# How to Calculate Residual Sum of Squares in Excel

A residual is the difference between an observed value and a predicted value in a regression model.

It is calculated as:

Residual = Observed value – Predicted value

One way to understand how well a regression model fits a dataset is to calculate the residual sum of squares, which is calculated as:

Residual sum of squares = Σ(ei)2

where:

• Σ: A Greek symbol that means “sum”
• ei: The ith residual

The lower the value, the better a model fits a dataset.

This tutorial provides examples of how to calculate the residual sum of squares for a simple linear regression model and a multiple linear regression model in Excel.

### Example 1: Residual Sum of Squares for Simple Linear Regression

Suppose we have the following dataset in Excel:

To calculate the residual sum of squares for a simple linear regression model using x as the predictor variable and y as the response variable we can use the LINEST() function, which uses the following syntax:

LINEST(known_ys, [known_xs], [const], [stats])

where:

• known_ys: The range of y-values
• known_sx: The range of x-values
• const: Whether to force the constant b to be zero. We will leave this blank.
• stats: A list of regression statistics. We will specify this to be TRUE.

The following screenshot shows how to use this function in practice:

The residual sum of squares for the regression model is displayed in the last cell of the second column of the output. In this example, the residual sum of squares turns out to be 50.75.

### Example 2: Residual Sum of Squares for Multiple Linear Regression

Suppose we have the following dataset in Excel:

Once again we can use the LINEST() function to calculate the residual sum of squares for the model.

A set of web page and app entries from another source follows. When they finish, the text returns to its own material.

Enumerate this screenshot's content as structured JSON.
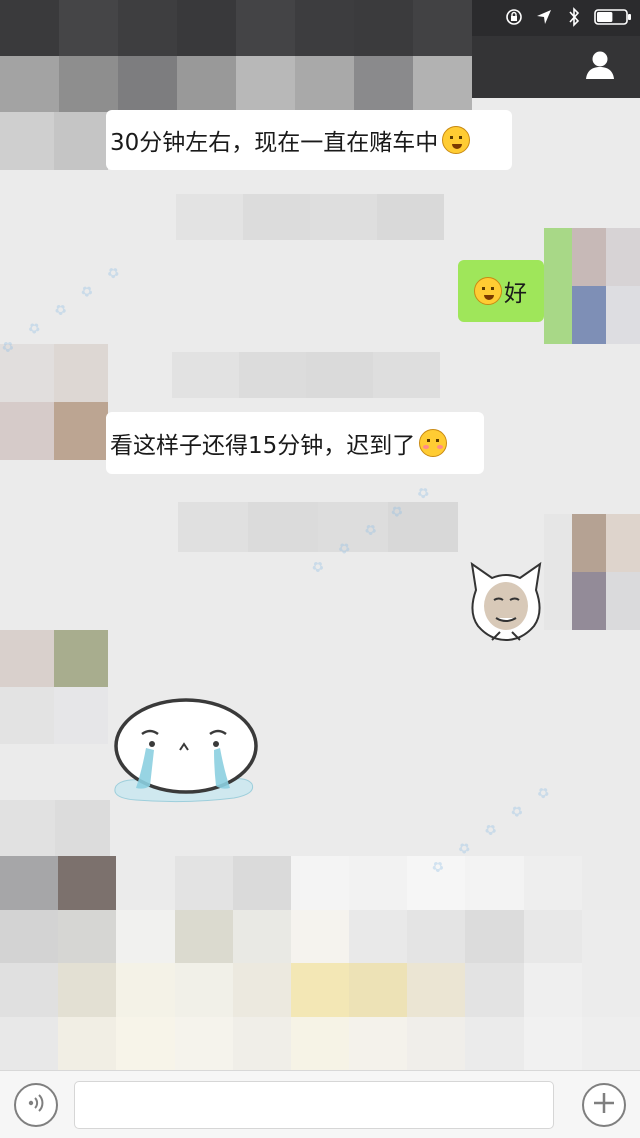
{
  "status_bar": {
    "icons": [
      "rotation-lock-icon",
      "location-arrow-icon",
      "bluetooth-icon",
      "battery-icon"
    ],
    "battery_level": 0.55
  },
  "nav_bar": {
    "profile_icon": "person-icon"
  },
  "messages": [
    {
      "direction": "received",
      "text": "30分钟左右，现在一直在赌车中",
      "emoji": "grinning-face-emoji"
    },
    {
      "direction": "sent",
      "text": "好",
      "emoji": "laughing-crying-face-emoji"
    },
    {
      "direction": "received",
      "text": "看这样子还得15分钟，迟到了",
      "emoji": "blushing-face-emoji"
    },
    {
      "direction": "sent",
      "sticker": "cat-face-meme-sticker"
    },
    {
      "direction": "received",
      "sticker": "crying-blob-sticker"
    }
  ],
  "input_bar": {
    "voice_icon": "voice-icon",
    "text_value": "",
    "plus_icon": "plus-icon"
  },
  "colors": {
    "sent_bubble": "#9fe65a",
    "received_bubble": "#ffffff",
    "chat_background": "#ebebeb",
    "nav_background": "#343436"
  }
}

The only difference is that we’ll specify two columns of values for the known_xs argument:

The residual sum of squares for this multiple linear regression model turns out to be 49.83.